EXERCISE PROMPT: In the following material, identify every line holding the string "content" and return it.

MATERIAL FOR THE TASK:
━━━━━━━━

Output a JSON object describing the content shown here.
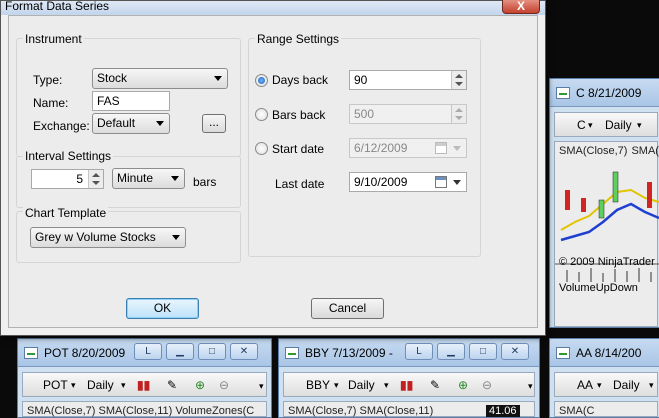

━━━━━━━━

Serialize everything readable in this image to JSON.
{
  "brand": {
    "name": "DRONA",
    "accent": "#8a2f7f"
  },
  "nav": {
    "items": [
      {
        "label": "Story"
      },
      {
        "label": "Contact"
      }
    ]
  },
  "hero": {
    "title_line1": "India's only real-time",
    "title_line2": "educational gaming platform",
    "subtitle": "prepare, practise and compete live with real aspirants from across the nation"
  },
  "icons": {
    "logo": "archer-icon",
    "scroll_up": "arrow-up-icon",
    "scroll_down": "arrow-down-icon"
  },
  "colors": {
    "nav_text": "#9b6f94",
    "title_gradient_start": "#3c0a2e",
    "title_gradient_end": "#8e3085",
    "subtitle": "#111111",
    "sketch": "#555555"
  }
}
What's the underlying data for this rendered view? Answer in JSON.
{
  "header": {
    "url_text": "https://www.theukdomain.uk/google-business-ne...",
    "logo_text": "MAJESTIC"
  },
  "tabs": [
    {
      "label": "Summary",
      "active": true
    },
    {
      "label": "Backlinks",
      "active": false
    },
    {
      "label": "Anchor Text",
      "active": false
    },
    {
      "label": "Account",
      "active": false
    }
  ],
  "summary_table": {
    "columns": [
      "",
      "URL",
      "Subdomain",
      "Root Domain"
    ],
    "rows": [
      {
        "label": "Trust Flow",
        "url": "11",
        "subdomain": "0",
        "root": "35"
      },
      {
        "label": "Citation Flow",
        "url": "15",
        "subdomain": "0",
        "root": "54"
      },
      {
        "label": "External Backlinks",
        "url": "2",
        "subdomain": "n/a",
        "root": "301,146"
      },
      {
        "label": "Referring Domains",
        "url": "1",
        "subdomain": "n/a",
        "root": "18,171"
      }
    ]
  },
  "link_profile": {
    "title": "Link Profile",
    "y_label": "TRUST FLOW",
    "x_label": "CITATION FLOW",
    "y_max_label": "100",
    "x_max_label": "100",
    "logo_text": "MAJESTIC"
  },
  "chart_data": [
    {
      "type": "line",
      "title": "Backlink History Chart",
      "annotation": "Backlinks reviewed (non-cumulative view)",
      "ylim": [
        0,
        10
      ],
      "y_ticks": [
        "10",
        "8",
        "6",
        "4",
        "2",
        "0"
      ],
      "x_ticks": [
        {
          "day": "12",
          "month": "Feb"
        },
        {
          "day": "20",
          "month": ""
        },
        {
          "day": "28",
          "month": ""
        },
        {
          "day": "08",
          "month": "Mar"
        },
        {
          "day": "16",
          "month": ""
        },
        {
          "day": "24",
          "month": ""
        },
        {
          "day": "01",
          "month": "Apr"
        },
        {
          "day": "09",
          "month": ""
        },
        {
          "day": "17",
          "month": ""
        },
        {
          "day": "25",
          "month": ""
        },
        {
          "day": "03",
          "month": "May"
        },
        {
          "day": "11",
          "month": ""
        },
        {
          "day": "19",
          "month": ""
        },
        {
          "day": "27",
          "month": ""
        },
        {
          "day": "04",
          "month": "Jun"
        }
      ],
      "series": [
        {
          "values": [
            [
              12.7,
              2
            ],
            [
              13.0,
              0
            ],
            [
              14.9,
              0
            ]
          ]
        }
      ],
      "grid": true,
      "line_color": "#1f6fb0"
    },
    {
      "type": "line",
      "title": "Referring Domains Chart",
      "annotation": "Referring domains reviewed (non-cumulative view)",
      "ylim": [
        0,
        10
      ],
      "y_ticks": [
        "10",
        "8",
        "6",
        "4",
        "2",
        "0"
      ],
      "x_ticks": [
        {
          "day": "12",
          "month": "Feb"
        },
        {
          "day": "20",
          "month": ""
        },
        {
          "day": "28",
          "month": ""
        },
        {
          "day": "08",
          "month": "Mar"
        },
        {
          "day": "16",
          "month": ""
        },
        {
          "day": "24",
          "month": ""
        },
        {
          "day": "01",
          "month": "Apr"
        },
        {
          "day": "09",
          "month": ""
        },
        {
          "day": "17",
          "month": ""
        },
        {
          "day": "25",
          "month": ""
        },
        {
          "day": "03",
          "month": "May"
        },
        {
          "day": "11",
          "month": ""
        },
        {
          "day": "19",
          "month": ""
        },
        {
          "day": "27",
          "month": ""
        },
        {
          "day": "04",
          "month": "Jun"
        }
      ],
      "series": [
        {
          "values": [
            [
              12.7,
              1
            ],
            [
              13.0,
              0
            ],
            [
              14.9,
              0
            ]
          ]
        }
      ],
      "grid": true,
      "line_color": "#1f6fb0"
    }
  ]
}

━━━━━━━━

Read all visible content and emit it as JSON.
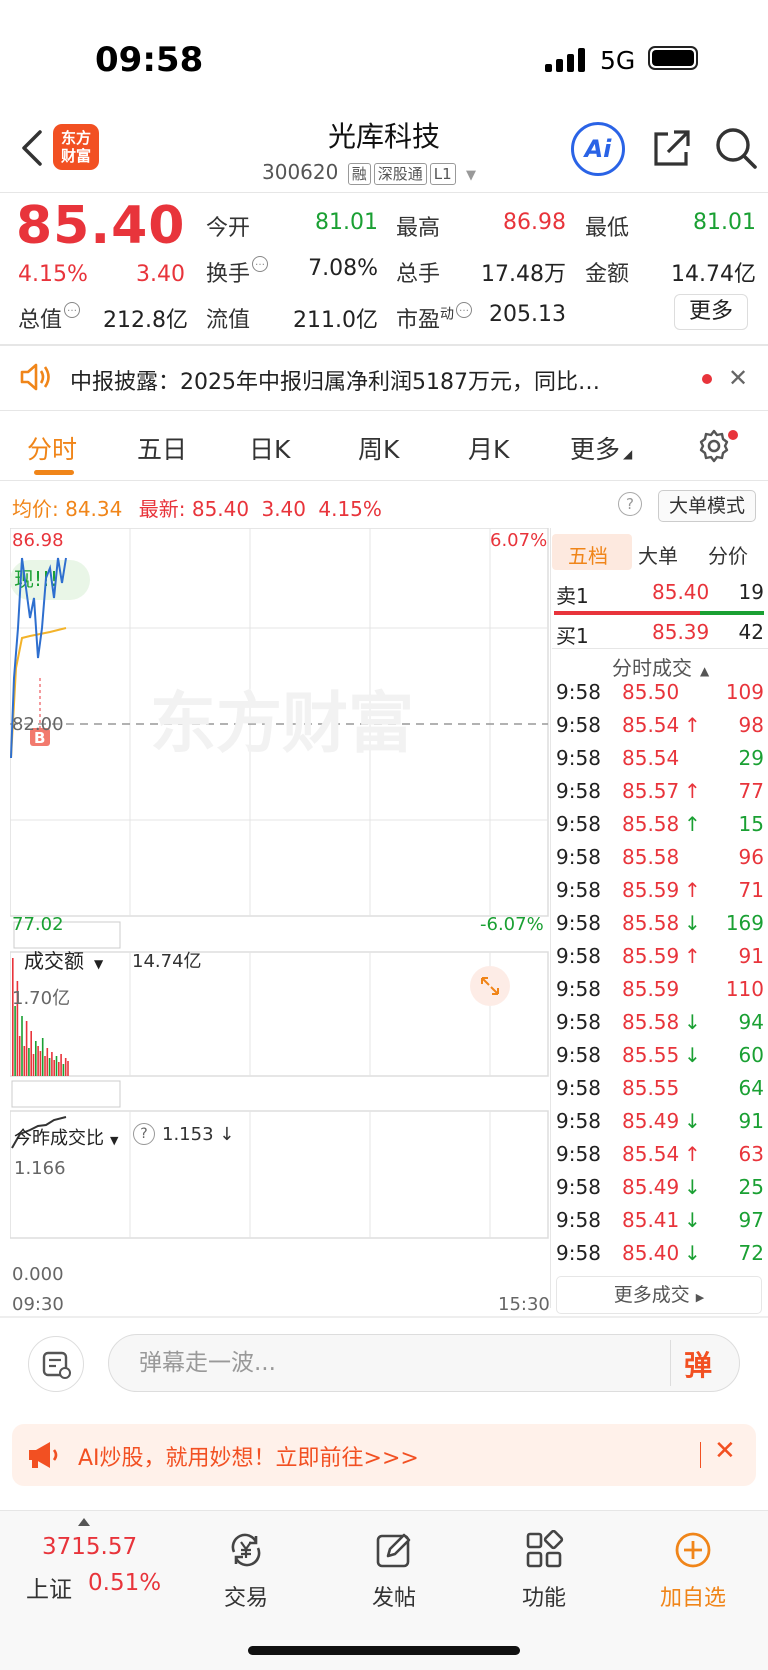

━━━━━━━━

SOLUTION FOR THIS EXERCISE:
Output a JSON object describing the content shown here.
Read all visible content and emit it as JSON.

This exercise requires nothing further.